Task to carry out:
Keep only those lines of the records that include the string "получилось".

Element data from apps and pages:
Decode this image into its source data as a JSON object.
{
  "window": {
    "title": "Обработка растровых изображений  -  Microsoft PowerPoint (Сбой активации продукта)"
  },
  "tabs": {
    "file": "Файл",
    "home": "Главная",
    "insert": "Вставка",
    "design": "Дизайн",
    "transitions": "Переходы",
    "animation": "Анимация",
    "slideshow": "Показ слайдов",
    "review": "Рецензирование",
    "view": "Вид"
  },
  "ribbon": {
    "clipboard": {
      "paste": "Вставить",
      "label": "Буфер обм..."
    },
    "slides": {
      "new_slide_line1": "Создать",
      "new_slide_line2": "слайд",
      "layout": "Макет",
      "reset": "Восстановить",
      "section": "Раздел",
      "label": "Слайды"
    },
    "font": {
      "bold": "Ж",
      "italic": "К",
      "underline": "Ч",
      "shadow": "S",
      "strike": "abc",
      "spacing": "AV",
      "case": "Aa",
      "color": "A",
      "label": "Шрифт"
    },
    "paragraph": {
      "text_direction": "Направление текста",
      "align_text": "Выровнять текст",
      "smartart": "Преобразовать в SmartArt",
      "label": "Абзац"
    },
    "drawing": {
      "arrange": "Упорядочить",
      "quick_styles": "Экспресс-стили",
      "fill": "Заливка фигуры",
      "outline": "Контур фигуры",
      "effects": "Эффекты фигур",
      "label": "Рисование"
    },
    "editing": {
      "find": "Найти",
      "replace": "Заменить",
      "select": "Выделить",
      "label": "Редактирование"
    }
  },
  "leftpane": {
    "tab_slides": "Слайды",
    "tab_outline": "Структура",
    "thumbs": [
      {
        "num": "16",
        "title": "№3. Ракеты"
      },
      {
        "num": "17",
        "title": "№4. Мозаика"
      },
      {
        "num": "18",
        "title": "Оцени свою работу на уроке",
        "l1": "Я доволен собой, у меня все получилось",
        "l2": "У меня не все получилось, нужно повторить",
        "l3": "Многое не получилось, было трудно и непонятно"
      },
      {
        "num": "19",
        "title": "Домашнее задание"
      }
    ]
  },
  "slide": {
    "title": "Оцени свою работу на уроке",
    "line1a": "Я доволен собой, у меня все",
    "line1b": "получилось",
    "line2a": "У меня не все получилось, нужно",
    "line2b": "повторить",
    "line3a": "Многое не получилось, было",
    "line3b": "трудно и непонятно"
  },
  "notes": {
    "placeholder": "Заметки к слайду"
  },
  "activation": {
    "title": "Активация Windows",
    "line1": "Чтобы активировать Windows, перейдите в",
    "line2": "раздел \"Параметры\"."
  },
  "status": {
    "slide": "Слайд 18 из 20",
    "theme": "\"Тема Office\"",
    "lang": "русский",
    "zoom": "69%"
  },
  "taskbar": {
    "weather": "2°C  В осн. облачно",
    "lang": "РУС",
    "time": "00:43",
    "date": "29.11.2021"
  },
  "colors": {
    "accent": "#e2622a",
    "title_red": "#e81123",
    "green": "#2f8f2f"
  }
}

Output for this task:
        "l1": "Я доволен собой, у меня все получилось",
        "l2": "У меня не все получилось, нужно повторить",
        "l3": "Многое не получилось, было трудно и непонятно"
    "line1b": "получилось",
    "line2a": "У меня не все получилось, нужно",
    "line3a": "Многое не получилось, было",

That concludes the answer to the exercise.